§ WHAT IS REQUIRED
Return only how many lines in the data include the string "this".

MATERIAL TO PROCESS START

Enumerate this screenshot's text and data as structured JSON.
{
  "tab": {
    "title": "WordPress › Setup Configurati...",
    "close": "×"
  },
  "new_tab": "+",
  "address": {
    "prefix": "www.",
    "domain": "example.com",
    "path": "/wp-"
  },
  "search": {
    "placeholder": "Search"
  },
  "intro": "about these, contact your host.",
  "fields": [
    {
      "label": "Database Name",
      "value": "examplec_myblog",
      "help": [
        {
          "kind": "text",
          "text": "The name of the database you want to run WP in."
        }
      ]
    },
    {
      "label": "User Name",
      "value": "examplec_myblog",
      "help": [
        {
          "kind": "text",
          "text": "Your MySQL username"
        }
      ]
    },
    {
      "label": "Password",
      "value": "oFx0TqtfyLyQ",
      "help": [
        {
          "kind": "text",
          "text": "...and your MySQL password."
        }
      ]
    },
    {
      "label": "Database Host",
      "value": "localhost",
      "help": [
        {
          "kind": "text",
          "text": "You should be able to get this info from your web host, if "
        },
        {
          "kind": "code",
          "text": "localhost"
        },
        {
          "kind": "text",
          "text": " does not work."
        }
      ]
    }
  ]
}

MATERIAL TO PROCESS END
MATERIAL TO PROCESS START

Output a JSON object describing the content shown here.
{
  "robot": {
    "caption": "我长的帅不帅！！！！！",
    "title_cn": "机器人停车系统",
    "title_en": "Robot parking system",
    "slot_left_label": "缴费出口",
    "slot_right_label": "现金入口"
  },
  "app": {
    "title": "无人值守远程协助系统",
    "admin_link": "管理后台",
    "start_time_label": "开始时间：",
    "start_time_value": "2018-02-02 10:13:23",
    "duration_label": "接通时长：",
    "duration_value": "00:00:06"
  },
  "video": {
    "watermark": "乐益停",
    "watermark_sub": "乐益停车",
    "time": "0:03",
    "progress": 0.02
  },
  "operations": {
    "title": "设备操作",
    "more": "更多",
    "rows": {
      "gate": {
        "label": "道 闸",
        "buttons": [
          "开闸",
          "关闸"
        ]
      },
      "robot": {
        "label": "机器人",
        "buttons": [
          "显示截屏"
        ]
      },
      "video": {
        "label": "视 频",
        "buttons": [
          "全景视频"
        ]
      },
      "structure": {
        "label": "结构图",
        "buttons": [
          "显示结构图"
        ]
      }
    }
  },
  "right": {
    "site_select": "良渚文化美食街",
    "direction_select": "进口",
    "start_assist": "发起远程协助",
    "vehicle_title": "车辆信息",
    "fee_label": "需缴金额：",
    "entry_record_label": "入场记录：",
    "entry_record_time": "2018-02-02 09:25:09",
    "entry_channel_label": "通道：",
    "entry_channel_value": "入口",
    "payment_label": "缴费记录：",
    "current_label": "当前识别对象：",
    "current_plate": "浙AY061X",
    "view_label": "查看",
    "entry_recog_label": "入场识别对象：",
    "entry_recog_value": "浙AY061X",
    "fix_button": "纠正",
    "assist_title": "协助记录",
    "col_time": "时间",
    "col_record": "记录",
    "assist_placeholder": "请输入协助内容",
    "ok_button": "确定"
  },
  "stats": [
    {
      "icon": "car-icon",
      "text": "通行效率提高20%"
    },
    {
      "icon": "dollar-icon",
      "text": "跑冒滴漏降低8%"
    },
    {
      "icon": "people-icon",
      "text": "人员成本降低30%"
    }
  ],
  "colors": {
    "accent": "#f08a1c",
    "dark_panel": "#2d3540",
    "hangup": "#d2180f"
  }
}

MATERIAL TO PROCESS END

§ COMPLETED TASK
2